» **Saved data entries**:
-=-=-

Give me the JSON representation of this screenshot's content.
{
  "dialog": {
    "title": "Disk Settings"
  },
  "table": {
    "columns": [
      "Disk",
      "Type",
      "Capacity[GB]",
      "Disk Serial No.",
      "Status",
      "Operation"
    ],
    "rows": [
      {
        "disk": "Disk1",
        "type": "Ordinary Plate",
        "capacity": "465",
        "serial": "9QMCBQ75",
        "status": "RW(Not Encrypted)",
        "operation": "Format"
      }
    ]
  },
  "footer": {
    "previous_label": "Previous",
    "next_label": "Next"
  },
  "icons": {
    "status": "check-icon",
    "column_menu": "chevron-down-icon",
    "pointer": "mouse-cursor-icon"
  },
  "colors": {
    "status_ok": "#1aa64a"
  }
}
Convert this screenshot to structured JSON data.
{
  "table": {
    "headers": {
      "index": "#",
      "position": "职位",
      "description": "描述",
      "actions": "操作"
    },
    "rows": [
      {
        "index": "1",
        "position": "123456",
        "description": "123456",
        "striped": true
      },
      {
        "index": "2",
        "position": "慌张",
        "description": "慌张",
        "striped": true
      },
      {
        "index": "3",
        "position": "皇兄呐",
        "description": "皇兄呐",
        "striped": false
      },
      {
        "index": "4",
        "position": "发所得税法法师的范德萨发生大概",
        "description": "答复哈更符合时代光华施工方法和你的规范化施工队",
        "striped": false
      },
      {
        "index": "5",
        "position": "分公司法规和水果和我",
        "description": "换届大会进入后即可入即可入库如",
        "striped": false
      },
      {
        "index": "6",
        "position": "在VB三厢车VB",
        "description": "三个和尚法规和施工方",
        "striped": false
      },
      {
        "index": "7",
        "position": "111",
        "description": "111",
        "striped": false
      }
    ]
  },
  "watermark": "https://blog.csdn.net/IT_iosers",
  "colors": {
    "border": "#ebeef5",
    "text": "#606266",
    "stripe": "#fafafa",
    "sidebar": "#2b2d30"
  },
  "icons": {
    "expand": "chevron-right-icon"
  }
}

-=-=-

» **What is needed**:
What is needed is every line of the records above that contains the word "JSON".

» **Answer for the task**:
Give me the JSON representation of this screenshot's content.
Convert this screenshot to structured JSON data.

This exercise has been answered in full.